With that selection, Mayer became the third player out of Eastlake High to be picked in the first round, joining his former high school teammate and pitcher Keoni Cavaco (13th overall by the Twins, 2019), and, more notably, 2000 No. 1 overall pick and five-time MLB All-Star Adrián González. Gallegos did not shy away from comparisons to the longtime star first baseman, telling the Star-News that he rated Mayer behind only González among the top players ever to come out of Eastlake.

Few holes in his game

Which skills have put Mayer in such high regard around the baseball world? The better question is which skills haven’t. Via the MLB 20-to-80 scouting scale, Mayer ranks above average in his hitting, power, throwing arm and fielding. The 20-year-old’s versatility led MLB Pipeline to describe him as being “a potential combination of ’s bat and ’s glove.” That overall prowess showed up in his first full Minor League season, as he hit .280/.399/.489 with 13 homers across 91 games at Single-A Salem and High-A Greenville in 2022.

Even his biggest alleged weakness didn’t prove to be problematic over his first two pro seasons. MLB Pipeline has his speed as his only below-average tool, but Mayer went 24-for-25 on stolen-base attempts from 2021-22, including 17-for-17 in 2022. While there could be concerns about his high strikeout rate (25.3% in those two seasons) or his durability (limited to 91 games in 2022 due to wrist/back injuries), Mayer has displayed the tools needed to eventually be a star.

“He controls the strike zone.
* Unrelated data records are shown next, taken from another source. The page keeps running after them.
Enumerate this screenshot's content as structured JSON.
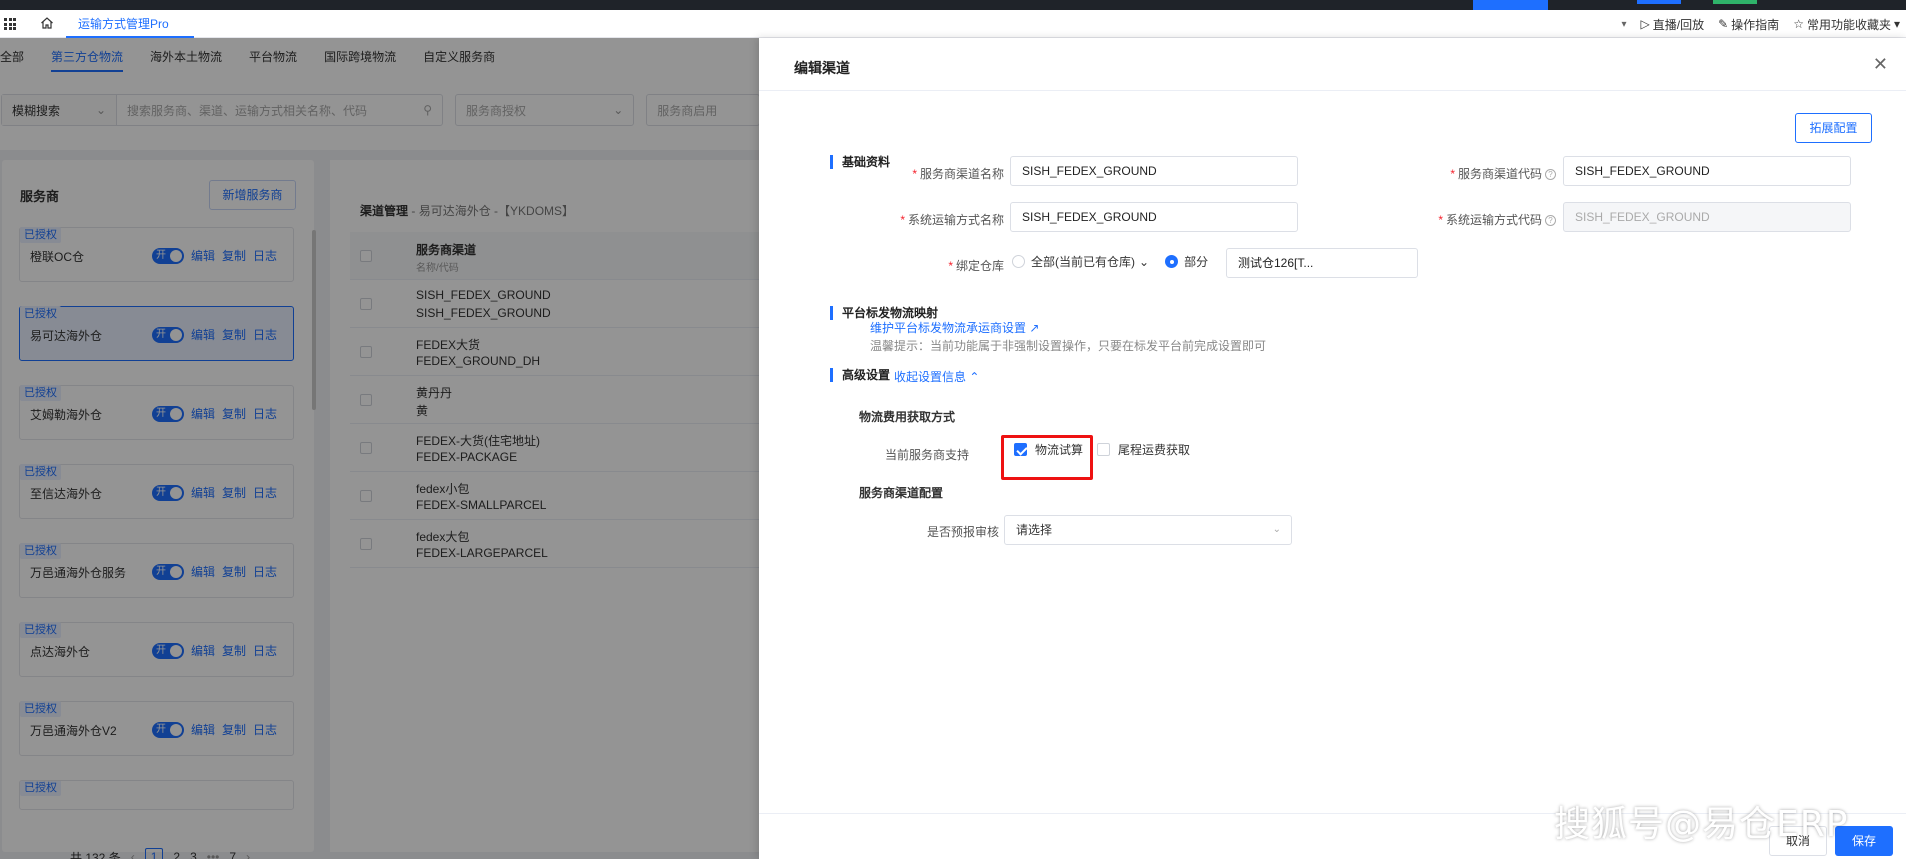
{
  "app": {
    "active_tab": "运输方式管理Pro",
    "right_actions": [
      "直播/回放",
      "操作指南",
      "常用功能收藏夹"
    ]
  },
  "bg": {
    "category_tabs": [
      "全部",
      "第三方仓物流",
      "海外本土物流",
      "平台物流",
      "国际跨境物流",
      "自定义服务商"
    ],
    "active_category": 1,
    "search": {
      "mode": "模糊搜索",
      "placeholder": "搜索服务商、渠道、运输方式相关名称、代码",
      "provider_auth_placeholder": "服务商授权",
      "provider_enable_placeholder": "服务商启用"
    },
    "provider_panel": {
      "title": "服务商",
      "add_button": "新增服务商",
      "auth_badge": "已授权",
      "switch_label": "开",
      "ops": [
        "编辑",
        "复制",
        "日志"
      ],
      "items": [
        {
          "name": "橙联OC仓"
        },
        {
          "name": "易可达海外仓"
        },
        {
          "name": "艾姆勒海外仓"
        },
        {
          "name": "至信达海外仓"
        },
        {
          "name": "万邑通海外仓服务"
        },
        {
          "name": "点达海外仓"
        },
        {
          "name": "万邑通海外仓V2"
        }
      ],
      "selected_index": 1,
      "pager": {
        "total": "共 132 条",
        "pages": [
          "1",
          "2",
          "3",
          "•••",
          "7"
        ],
        "current": "1"
      }
    },
    "channel_panel": {
      "title": "渠道管理",
      "subtitle": "- 易可达海外仓 -【YKDOMS】",
      "header": {
        "col": "服务商渠道",
        "sub": "名称/代码"
      },
      "rows": [
        {
          "name": "SISH_FEDEX_GROUND",
          "code": "SISH_FEDEX_GROUND"
        },
        {
          "name": "FEDEX大货",
          "code": "FEDEX_GROUND_DH"
        },
        {
          "name": "黄丹丹",
          "code": "黄"
        },
        {
          "name": "FEDEX-大货(住宅地址)",
          "code": "FEDEX-PACKAGE"
        },
        {
          "name": "fedex小包",
          "code": "FEDEX-SMALLPARCEL"
        },
        {
          "name": "fedex大包",
          "code": "FEDEX-LARGEPARCEL"
        }
      ]
    }
  },
  "drawer": {
    "title": "编辑渠道",
    "basic_section": "基础资料",
    "expand_button": "拓展配置",
    "fields": {
      "provider_channel_name": {
        "label": "服务商渠道名称",
        "value": "SISH_FEDEX_GROUND"
      },
      "provider_channel_code": {
        "label": "服务商渠道代码",
        "value": "SISH_FEDEX_GROUND"
      },
      "system_method_name": {
        "label": "系统运输方式名称",
        "value": "SISH_FEDEX_GROUND"
      },
      "system_method_code": {
        "label": "系统运输方式代码",
        "value": "SISH_FEDEX_GROUND"
      },
      "bind_warehouse": {
        "label": "绑定仓库",
        "option_all": "全部(当前已有仓库)",
        "option_part": "部分",
        "selected": "部分",
        "warehouse_tag": "测试仓126[T..."
      }
    },
    "platform_section": "平台标发物流映射",
    "platform_link": "维护平台标发物流承运商设置",
    "platform_tip": "温馨提示：当前功能属于非强制设置操作，只要在标发平台前完成设置即可",
    "advanced_section": "高级设置",
    "collapse_link": "收起设置信息",
    "fee_subhead": "物流费用获取方式",
    "fee_label": "当前服务商支持",
    "fee_options": [
      {
        "label": "物流试算",
        "checked": true
      },
      {
        "label": "尾程运费获取",
        "checked": false
      }
    ],
    "channel_config_subhead": "服务商渠道配置",
    "prereport_label": "是否预报审核",
    "prereport_placeholder": "请选择",
    "cancel": "取消",
    "save": "保存"
  },
  "watermark": "搜狐号@易仓ERP",
  "colors": {
    "primary": "#1e6fff",
    "danger": "#ee1111",
    "required": "#f5222d"
  }
}
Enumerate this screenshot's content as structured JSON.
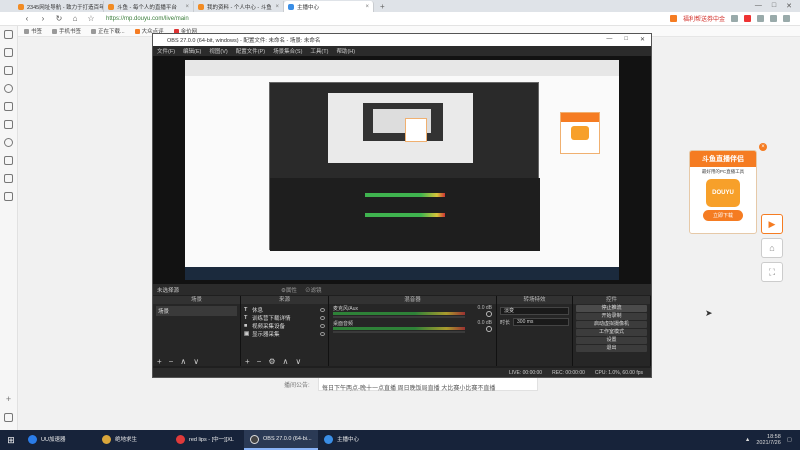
{
  "browser": {
    "tabs": [
      {
        "label": "2345网址导航 - 致力于打造百年品牌",
        "active": false
      },
      {
        "label": "斗鱼 - 每个人的直播平台",
        "active": false
      },
      {
        "label": "我的资料 - 个人中心 - 斗鱼",
        "active": false
      },
      {
        "label": "主播中心",
        "active": true
      }
    ],
    "window_controls": [
      "—",
      "□",
      "✕"
    ],
    "url": "https://mp.douyu.com/live/main",
    "promo_text": "福利帮送券中金",
    "bookmarks": [
      "书签",
      "手机书签",
      "正在下载...",
      "大众点评",
      "金价网"
    ]
  },
  "sidebar_icons": [
    "star-icon",
    "history-icon",
    "book-icon",
    "search-icon",
    "download-icon",
    "game-icon",
    "chat-icon",
    "shield-icon",
    "cart-icon",
    "note-icon"
  ],
  "page": {
    "label": "播间公告:",
    "announcement": "每日下午两点-晚十一点直播 周日晚饭局直播 大比赛小比赛不直播"
  },
  "promo": {
    "title": "斗鱼直播伴侣",
    "subtitle": "最好用的PC直播工具",
    "logo": "DOUYU",
    "download": "立即下载"
  },
  "obs": {
    "title": "OBS 27.0.0 (64-bit, windows) - 配置文件: 未命名 - 场景: 未命名",
    "menu": [
      "文件(F)",
      "编辑(E)",
      "视图(V)",
      "配置文件(P)",
      "场景集合(S)",
      "工具(T)",
      "帮助(H)"
    ],
    "status_text": "未选择源",
    "toolbar_items": [
      "⚙属性",
      "⊘滤镜"
    ],
    "docks": {
      "scenes": {
        "title": "场景",
        "items": [
          "场景"
        ]
      },
      "sources": {
        "title": "来源",
        "items": [
          "休息",
          "训练营下载详情",
          "视频采集设备",
          "显示器采集"
        ]
      },
      "mixer": {
        "title": "混音器",
        "channels": [
          {
            "name": "麦克风/Aux",
            "db": "0.0 dB"
          },
          {
            "name": "桌面音频",
            "db": "0.0 dB"
          }
        ]
      },
      "transitions": {
        "title": "转场特效",
        "fade": "淡变",
        "duration_label": "时长",
        "duration": "300 ms"
      },
      "controls": {
        "title": "控件",
        "buttons": [
          "停止推流",
          "开始录制",
          "启动虚拟摄像机",
          "工作室模式",
          "设置",
          "退出"
        ]
      }
    },
    "statusbar": [
      "LIVE: 00:00:00",
      "REC: 00:00:00",
      "CPU: 1.0%, 60.00 fps"
    ]
  },
  "taskbar": {
    "items": [
      {
        "label": "UU加速器",
        "active": false
      },
      {
        "label": "绝地求生",
        "active": false
      },
      {
        "label": "red lips - [中一][XL",
        "active": false
      },
      {
        "label": "OBS 27.0.0 (64-bi...",
        "active": true
      },
      {
        "label": "主播中心",
        "active": false
      }
    ],
    "time": "18:58",
    "date": "2021/7/26"
  }
}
He understands which pitches he has to swing at and which ones he doesn’t,” Red Sox manager Alex Cora said after a March 2023 Spring Training game. “He’s a good player. There’s some stuff he still has to work on, but this kid, he’s really good.”

Big shoes to fill

It’s no secret that Mayer’s ascent is concurrent with significant overhaul at his position at the big league level. Bogaerts was a mainstay at shortstop for the Red Sox for the past decade, helping the team to two World Series titles and reaching the All-Star Game in each of the three most recent full MLB seasons (2019, ‘21, ‘22). Bogaerts’ 1,193 games played were the most by any Red Sox shortstop since at least 1901, and the recent exodus of star players -- including but not limited to Bogaerts, and -- from Boston’s 2018 championship core has only created more of a need for Mayer to step up.

Already making history

Even before setting foot on an MLB regular-season field, Mayer has already made some franchise history. At fourth overall, Mayer was Boston’s highest Draft pick since pitcher Mike Garman went third out of Caldwell (Idaho) High School in 1967. For some context, that’s two years before MLB lowered the mound to its current height of 10 inches, and two years before the AL and NL split into East and West divisions for the first time. Looking at Boston’s more recent Draft history, Mayer is in good company. Each of the Red Sox’s past two position players to be picked in the top 10 ended up starting on World Series-winning teams: (1993 Draft, 2004 WS) and (2015 Draft, 2018 WS).

Depending on when he gets the callup, Mayer has the chance to make even more history. If Mayer, whose 21st birthday is in December 2023, debuts this season, he will join Bogaerts and as the only position players in the past 40 years to play for the Red Sox before turning 21. If his MLB debut comes in 2024, he will still join Bogaerts, and José Iglesias as the only Red Sox shortstops to play at age 21 or younger in the past 40 years.

Termination of Yankees fandom

Even if he hasn’t yet put on a Boston jersey in a regular-season game, one necessary aspect of Red Sox culture has already made a permanent impact on Mayer: his lifelong Yankees fandom has been thrown out the window.

“I’m the biggest Red Sox fan of all time right now,” he said shortly after the 2021 Draft.

And when the rivalry heats up, don’t expect any of Mayer’s family to be on the Pinstripes' side either.

“He was a Yankees fan before, but not any more,” Mayer told the San Diego Union-Tribune about his father, Enrique.

“Now he’s a Red Sox fan.”